A new report diving into the data on vital measures of health and social determinants of health finds that women, and particularly women of color, continue to experience steep pay gaps, that many Americans cannot afford child care and many school districts may be underfunded.
The 2022 County Health Rankings report, shared in advance with ABC News, offers a unique snapshot of whether and how Americans are thriving -- or as it may be, surviving.
Metrics like these are meaningful as the nation emerges from the COVID-19 pandemic and contends with the "intertwined crises of structural racism and economic exclusion" to examine how living wages or lack thereof "can impact a just recovery," the report said.
"The data reinforces what we've known for some time. People in both rural and urban communities face long-standing barriers, systemic barriers -- avoidable barriers -- that get in the way of groups of people and places in our country from being able to live long and well," Sheri Johnson, co-director of County Health Rankings & Roadmaps and director of the University of Wisconsin Population Health Institute, told ABC News.
The rankings find "troubling issues" affecting women and families with children regarding economic security and family support, underscoring what the pandemic has repeatedly laid bare: "glaring failures" within the infrastructures of wage equity, child care costs and school funding.
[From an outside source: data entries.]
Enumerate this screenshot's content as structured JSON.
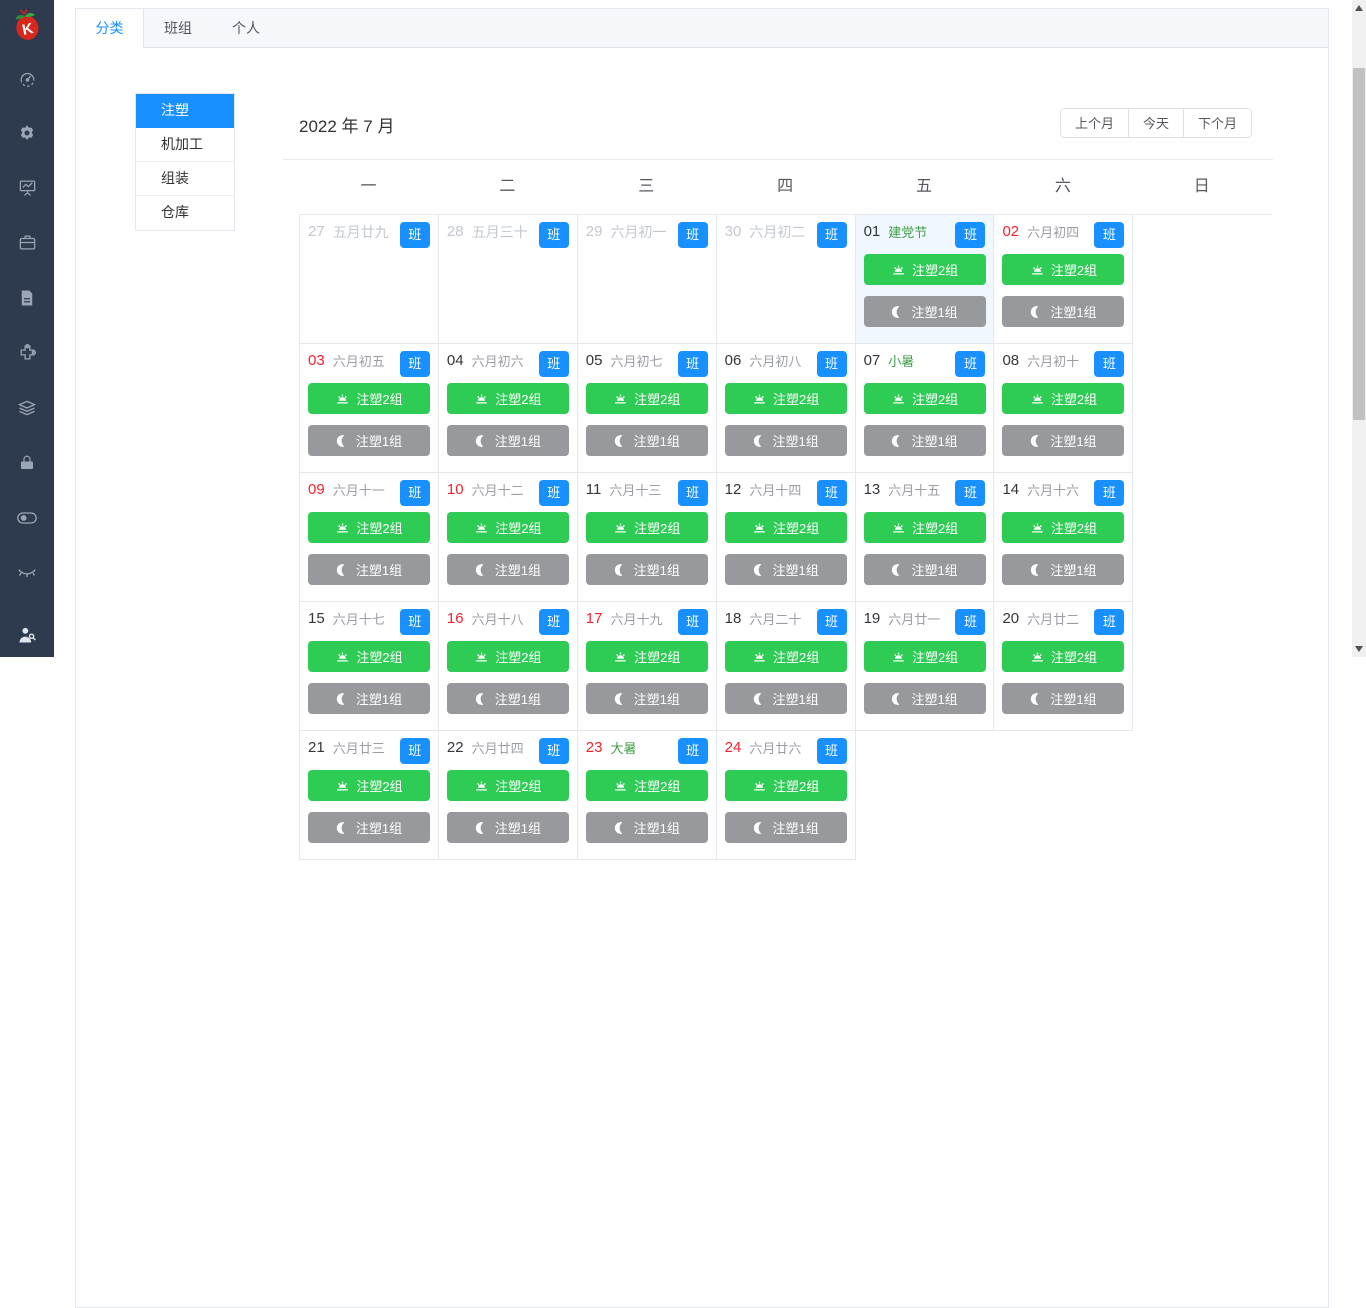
{
  "colors": {
    "primary_blue": "#1890ff",
    "shift_day_green": "#2ecc55",
    "shift_night_gray": "#97999c",
    "weekend_red": "#f5222d",
    "holiday_green": "#3f9e46",
    "sidebar_bg": "#2e3a4d",
    "prev_month_gray": "#c3c8d0",
    "today_cell_bg": "#f0f7fe"
  },
  "sidebar": {
    "logo": "app-logo-strawberry",
    "icons": [
      "dashboard-gauge-icon",
      "settings-gear-icon",
      "chart-board-icon",
      "briefcase-icon",
      "document-icon",
      "puzzle-icon",
      "layers-icon",
      "lock-icon",
      "toggle-icon",
      "eye-closed-icon"
    ],
    "bottom_icon": "users-icon"
  },
  "tabs": [
    {
      "label": "分类",
      "active": true
    },
    {
      "label": "班组",
      "active": false
    },
    {
      "label": "个人",
      "active": false
    }
  ],
  "category_menu": [
    {
      "label": "注塑",
      "selected": true
    },
    {
      "label": "机加工",
      "selected": false
    },
    {
      "label": "组装",
      "selected": false
    },
    {
      "label": "仓库",
      "selected": false
    }
  ],
  "calendar": {
    "title": "2022 年 7 月",
    "nav_buttons": [
      "上个月",
      "今天",
      "下个月"
    ],
    "weekdays": [
      "一",
      "二",
      "三",
      "四",
      "五",
      "六",
      "日"
    ],
    "badge_label": "班",
    "day_shift_label": "注塑2组",
    "night_shift_label": "注塑1组",
    "days": [
      {
        "day": "27",
        "lunar": "五月廿九",
        "num_style": "prev",
        "lunar_style": "prev",
        "highlight": false,
        "shifts": false
      },
      {
        "day": "28",
        "lunar": "五月三十",
        "num_style": "prev",
        "lunar_style": "prev",
        "highlight": false,
        "shifts": false
      },
      {
        "day": "29",
        "lunar": "六月初一",
        "num_style": "prev",
        "lunar_style": "prev",
        "highlight": false,
        "shifts": false
      },
      {
        "day": "30",
        "lunar": "六月初二",
        "num_style": "prev",
        "lunar_style": "prev",
        "highlight": false,
        "shifts": false
      },
      {
        "day": "01",
        "lunar": "建党节",
        "num_style": "normal",
        "lunar_style": "holiday",
        "highlight": true,
        "shifts": true
      },
      {
        "day": "02",
        "lunar": "六月初四",
        "num_style": "weekend",
        "lunar_style": "normal",
        "highlight": false,
        "shifts": true
      },
      {
        "day": "03",
        "lunar": "六月初五",
        "num_style": "weekend",
        "lunar_style": "normal",
        "highlight": false,
        "shifts": true
      },
      {
        "day": "04",
        "lunar": "六月初六",
        "num_style": "normal",
        "lunar_style": "normal",
        "highlight": false,
        "shifts": true
      },
      {
        "day": "05",
        "lunar": "六月初七",
        "num_style": "normal",
        "lunar_style": "normal",
        "highlight": false,
        "shifts": true
      },
      {
        "day": "06",
        "lunar": "六月初八",
        "num_style": "normal",
        "lunar_style": "normal",
        "highlight": false,
        "shifts": true
      },
      {
        "day": "07",
        "lunar": "小暑",
        "num_style": "normal",
        "lunar_style": "holiday",
        "highlight": false,
        "shifts": true
      },
      {
        "day": "08",
        "lunar": "六月初十",
        "num_style": "normal",
        "lunar_style": "normal",
        "highlight": false,
        "shifts": true
      },
      {
        "day": "09",
        "lunar": "六月十一",
        "num_style": "weekend",
        "lunar_style": "normal",
        "highlight": false,
        "shifts": true
      },
      {
        "day": "10",
        "lunar": "六月十二",
        "num_style": "weekend",
        "lunar_style": "normal",
        "highlight": false,
        "shifts": true
      },
      {
        "day": "11",
        "lunar": "六月十三",
        "num_style": "normal",
        "lunar_style": "normal",
        "highlight": false,
        "shifts": true
      },
      {
        "day": "12",
        "lunar": "六月十四",
        "num_style": "normal",
        "lunar_style": "normal",
        "highlight": false,
        "shifts": true
      },
      {
        "day": "13",
        "lunar": "六月十五",
        "num_style": "normal",
        "lunar_style": "normal",
        "highlight": false,
        "shifts": true
      },
      {
        "day": "14",
        "lunar": "六月十六",
        "num_style": "normal",
        "lunar_style": "normal",
        "highlight": false,
        "shifts": true
      },
      {
        "day": "15",
        "lunar": "六月十七",
        "num_style": "normal",
        "lunar_style": "normal",
        "highlight": false,
        "shifts": true
      },
      {
        "day": "16",
        "lunar": "六月十八",
        "num_style": "weekend",
        "lunar_style": "normal",
        "highlight": false,
        "shifts": true
      },
      {
        "day": "17",
        "lunar": "六月十九",
        "num_style": "weekend",
        "lunar_style": "normal",
        "highlight": false,
        "shifts": true
      },
      {
        "day": "18",
        "lunar": "六月二十",
        "num_style": "normal",
        "lunar_style": "normal",
        "highlight": false,
        "shifts": true
      },
      {
        "day": "19",
        "lunar": "六月廿一",
        "num_style": "normal",
        "lunar_style": "normal",
        "highlight": false,
        "shifts": true
      },
      {
        "day": "20",
        "lunar": "六月廿二",
        "num_style": "normal",
        "lunar_style": "normal",
        "highlight": false,
        "shifts": true
      },
      {
        "day": "21",
        "lunar": "六月廿三",
        "num_style": "normal",
        "lunar_style": "normal",
        "highlight": false,
        "shifts": true
      },
      {
        "day": "22",
        "lunar": "六月廿四",
        "num_style": "normal",
        "lunar_style": "normal",
        "highlight": false,
        "shifts": true
      },
      {
        "day": "23",
        "lunar": "大暑",
        "num_style": "weekend",
        "lunar_style": "holiday",
        "highlight": false,
        "shifts": true
      },
      {
        "day": "24",
        "lunar": "六月廿六",
        "num_style": "weekend",
        "lunar_style": "normal",
        "highlight": false,
        "shifts": true
      }
    ]
  }
}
Equal pay is not just a 'women's issue'
Women earn little more than 80 cents for every dollar men earn, on average, for the same work, the rankings find. But that's not all.
To earn the $61,807 average salary of a white man, an Asian woman must work an extra 34 days, the report said.
A white woman must work 103 more days to earn that same $62,000 salary.
The report said a Black woman must work 223 days to make up that difference, while an American Indian/Alaska Native woman would have to work 266 days.
A Hispanic woman would have to work 299 days to make up that salary difference.
COVID's prolonged toll "exposed the labor force barriers that prevent full participation of women and caregivers" and "places an additional burden on women with low incomes and women of color, who are the least likely to have employer-provided benefits," the study said.
An economic security infrastructure that is inequitable for some weakens the entire system, Johnson said.
"There are consequences when we haven't constructed community conditions for everyone to thrive," Johnson said.
Child care costs exceed what many Americans can afford:
Across counties, a family with two children spends, on average, a quarter of its household income on child care, the report said.
For those making the hourly $7.25 federal minimum wage, child care costs would take up nearly 90% of their annual income.
By that math, the average child care provider likely cannot afford their own services, which would consume more than half their average $25,460 annual income if they had two children.
"That's pretty striking," Johnson said -- especially when contrasted with the government's suggestion that families not spend more than 7% of their income on child care.
The rankings find that during the pandemic, the lack of affordable child care forced parents - especially mothers - out of the workforce and also hit child care providers, who were disproportionately women, which harmed families' and communities' well-being.
Stark differences in school funding across rural, urban and suburban communities
Half of all counties included in this analysis had school districts operating at a deficit, the rankings find. Among those districts, per-pupil spending, on average, was $3,000 below the annual estimated amount needed to support average test scores.
While schools in large urban metro counties, on average, operated under large deficits, schools in rural counties - the majority of all U.S. counties - were overrepresented among counties with inadequate school funding.
There are "patterns of disinvestment" reflected by the disproportionate geographic spread of school funding deficits, Johnson said.
Many counties in the western and southern U.S. operate with funding deficits. School districts in these counties, on average, spend less than what is estimated to be necessary to achieve national average test scores.
Counties with higher proportions of Black, Hispanic, and American Indian & Alaska Native populations experience funding deficits notably greater than most U.S. counties, the report found. Funding deficits are especially high in the Southern Black Belt region.
A solution - relieving the "stress pathways" that exacerbate poor health among those who were already hurting, Johnson said -- such as "ensuring equal pay for equal work through policies such as paid family leave, paid sick leave, universal basic income, living wage laws, Child Tax Credit expansion, and the Earned Income Tax Credit," the report says.
"We can expect more of the same if we do nothing," Johnson said. "And the same is not fair. It's not just, and it's not necessary."
ABC News' Sony Salzman contributed to this report.